__Data excerpts__.
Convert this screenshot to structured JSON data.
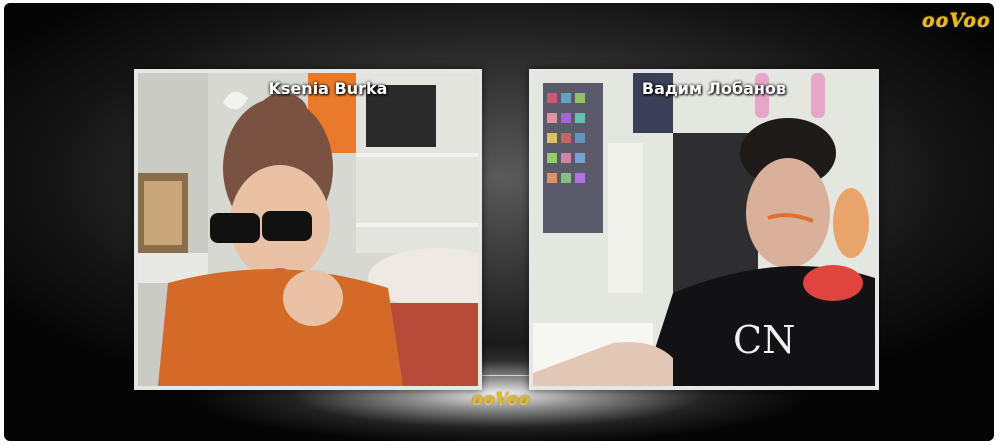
{
  "app": {
    "logo_top": "ooVoo",
    "logo_bottom": "ooVoo"
  },
  "participants": [
    {
      "name": "Ksenia Burka"
    },
    {
      "name": "Вадим Лобанов"
    }
  ],
  "colors": {
    "logo": "#e8b820",
    "tile_border": "#e6e6e6",
    "name_text": "#ffffff"
  }
}
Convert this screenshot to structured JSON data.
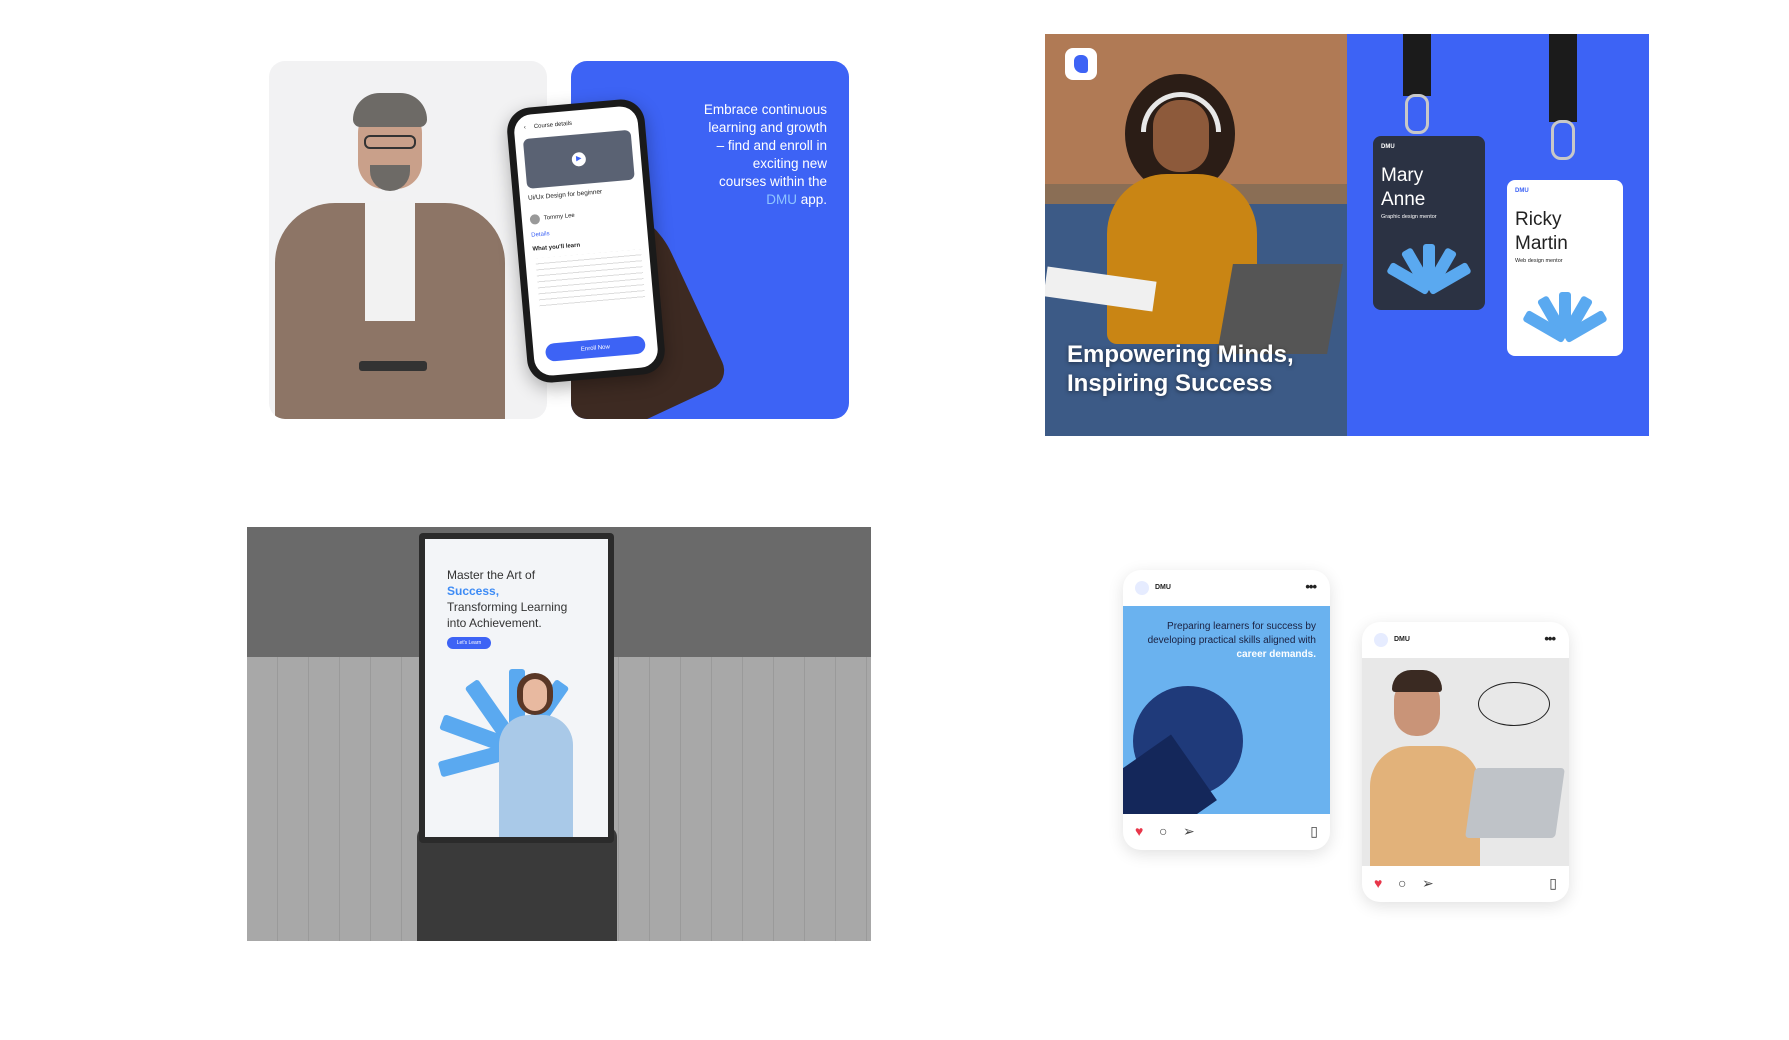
{
  "panel1": {
    "tagline_lines": [
      "Embrace continuous",
      "learning and growth",
      "– find and enroll in",
      "exciting new",
      "courses within the"
    ],
    "tagline_brand": "DMU",
    "tagline_end": "app.",
    "phone": {
      "header": "Course details",
      "course_title": "Ui/Ux Design for beginner",
      "instructor": "Tommy Lee",
      "tab": "Details",
      "section": "What you'll learn",
      "cta": "Enroll Now"
    }
  },
  "panel2": {
    "headline_line1": "Empowering Minds,",
    "headline_line2": "Inspiring Success",
    "badges": [
      {
        "brand": "DMU",
        "name_line1": "Mary",
        "name_line2": "Anne",
        "role": "Graphic design mentor"
      },
      {
        "brand": "DMU",
        "name_line1": "Ricky",
        "name_line2": "Martin",
        "role": "Web design mentor"
      }
    ]
  },
  "panel3": {
    "title_line1": "Master the Art of",
    "title_highlight": "Success,",
    "title_line3": "Transforming Learning",
    "title_line4": "into Achievement.",
    "button": "Let's Learn"
  },
  "panel4": {
    "posts": [
      {
        "account": "DMU",
        "text": "Preparing learners for success by developing practical skills aligned with",
        "highlight": "career demands."
      },
      {
        "account": "DMU"
      }
    ]
  },
  "colors": {
    "brand_blue": "#3d63f5",
    "light_blue": "#5aa9f0",
    "heart": "#e8364a"
  },
  "icons": [
    "heart-icon",
    "comment-icon",
    "send-icon",
    "bookmark-icon",
    "more-icon",
    "dmu-logo-icon"
  ]
}
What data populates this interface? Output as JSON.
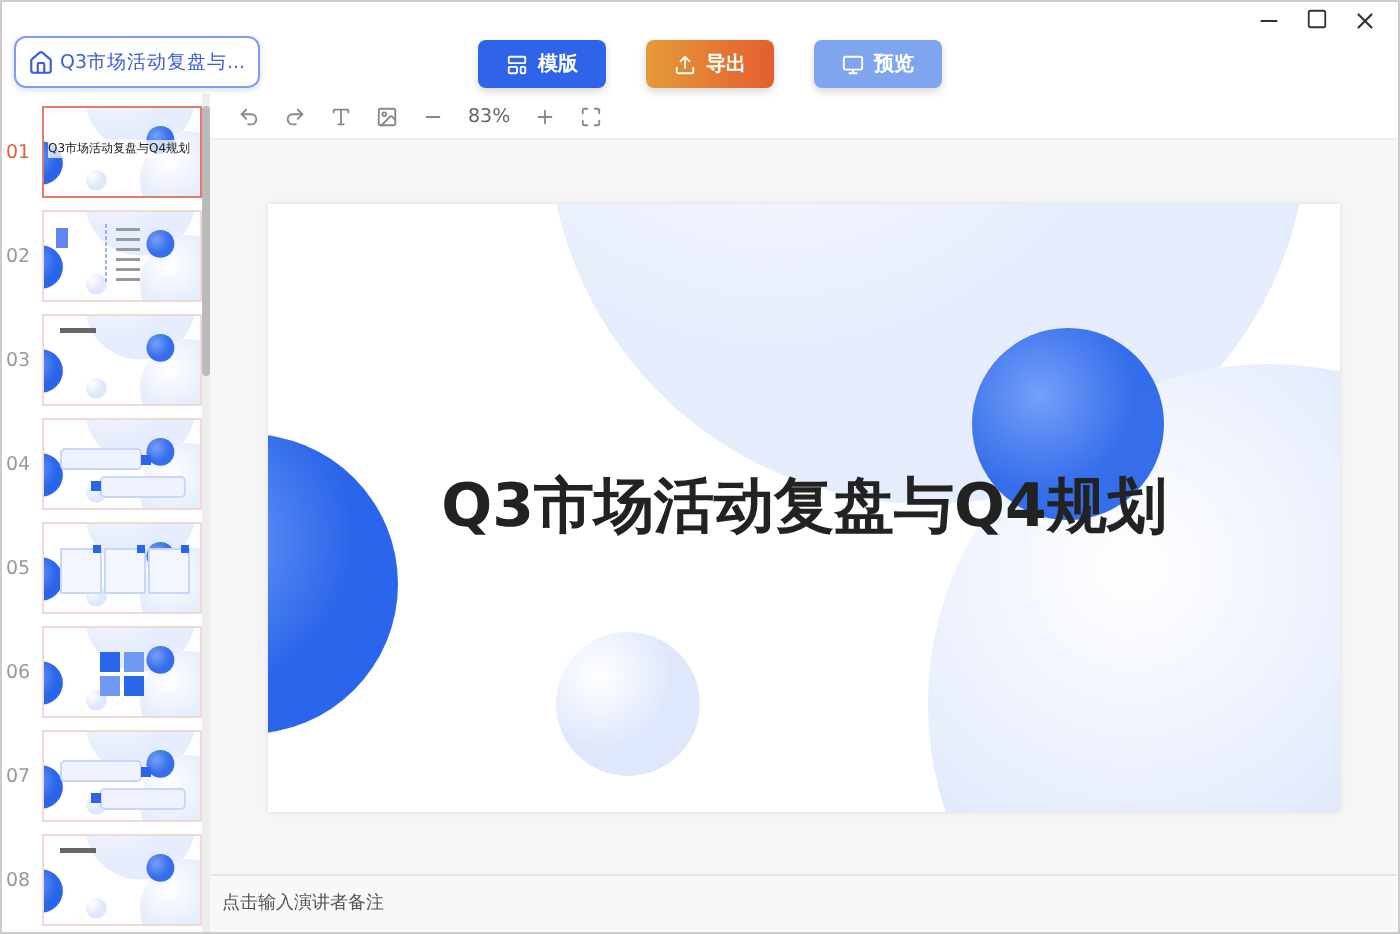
{
  "header": {
    "home_label": "Q3市场活动复盘与...",
    "actions": [
      {
        "kind": "template",
        "label": "模版"
      },
      {
        "kind": "export",
        "label": "导出"
      },
      {
        "kind": "preview",
        "label": "预览"
      }
    ]
  },
  "toolbar": {
    "zoom": "83%"
  },
  "slides": [
    {
      "number": "01",
      "kind": "cover",
      "selected": true,
      "title": "Q3市场活动复盘与Q4规划"
    },
    {
      "number": "02",
      "kind": "agenda",
      "selected": false
    },
    {
      "number": "03",
      "kind": "section",
      "selected": false
    },
    {
      "number": "04",
      "kind": "callouts",
      "selected": false
    },
    {
      "number": "05",
      "kind": "columns",
      "selected": false
    },
    {
      "number": "06",
      "kind": "grid",
      "selected": false
    },
    {
      "number": "07",
      "kind": "callouts",
      "selected": false
    },
    {
      "number": "08",
      "kind": "section",
      "selected": false
    }
  ],
  "canvas": {
    "title": "Q3市场活动复盘与Q4规划"
  },
  "notes": {
    "placeholder": "点击输入演讲者备注"
  }
}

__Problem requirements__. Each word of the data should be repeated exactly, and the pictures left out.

__Exercise answer__.
Convert this screenshot to structured JSON data.
{
  "app": {
    "logo_top": "ooVoo",
    "logo_bottom": "ooVoo"
  },
  "participants": [
    {
      "name": "Ksenia Burka"
    },
    {
      "name": "Вадим Лобанов"
    }
  ],
  "colors": {
    "logo": "#e8b820",
    "tile_border": "#e6e6e6",
    "name_text": "#ffffff"
  }
}
Convert this screenshot to structured JSON data.
{
  "panel1": {
    "tagline_lines": [
      "Embrace continuous",
      "learning and growth",
      "– find and enroll in",
      "exciting new",
      "courses within the"
    ],
    "tagline_brand": "DMU",
    "tagline_end": "app.",
    "phone": {
      "header": "Course details",
      "course_title": "Ui/Ux Design for beginner",
      "instructor": "Tommy Lee",
      "tab": "Details",
      "section": "What you'll learn",
      "cta": "Enroll Now"
    }
  },
  "panel2": {
    "headline_line1": "Empowering Minds,",
    "headline_line2": "Inspiring Success",
    "badges": [
      {
        "brand": "DMU",
        "name_line1": "Mary",
        "name_line2": "Anne",
        "role": "Graphic design mentor"
      },
      {
        "brand": "DMU",
        "name_line1": "Ricky",
        "name_line2": "Martin",
        "role": "Web design mentor"
      }
    ]
  },
  "panel3": {
    "title_line1": "Master the Art of",
    "title_highlight": "Success,",
    "title_line3": "Transforming Learning",
    "title_line4": "into Achievement.",
    "button": "Let's Learn"
  },
  "panel4": {
    "posts": [
      {
        "account": "DMU",
        "text": "Preparing learners for success by developing practical skills aligned with",
        "highlight": "career demands."
      },
      {
        "account": "DMU"
      }
    ]
  },
  "colors": {
    "brand_blue": "#3d63f5",
    "light_blue": "#5aa9f0",
    "heart": "#e8364a"
  },
  "icons": [
    "heart-icon",
    "comment-icon",
    "send-icon",
    "bookmark-icon",
    "more-icon",
    "dmu-logo-icon"
  ]
}
What data populates this interface? Output as JSON.
{
  "header": {
    "home_label": "Q3市场活动复盘与...",
    "actions": [
      {
        "kind": "template",
        "label": "模版"
      },
      {
        "kind": "export",
        "label": "导出"
      },
      {
        "kind": "preview",
        "label": "预览"
      }
    ]
  },
  "toolbar": {
    "zoom": "83%"
  },
  "slides": [
    {
      "number": "01",
      "kind": "cover",
      "selected": true,
      "title": "Q3市场活动复盘与Q4规划"
    },
    {
      "number": "02",
      "kind": "agenda",
      "selected": false
    },
    {
      "number": "03",
      "kind": "section",
      "selected": false
    },
    {
      "number": "04",
      "kind": "callouts",
      "selected": false
    },
    {
      "number": "05",
      "kind": "columns",
      "selected": false
    },
    {
      "number": "06",
      "kind": "grid",
      "selected": false
    },
    {
      "number": "07",
      "kind": "callouts",
      "selected": false
    },
    {
      "number": "08",
      "kind": "section",
      "selected": false
    }
  ],
  "canvas": {
    "title": "Q3市场活动复盘与Q4规划"
  },
  "notes": {
    "placeholder": "点击输入演讲者备注"
  }
}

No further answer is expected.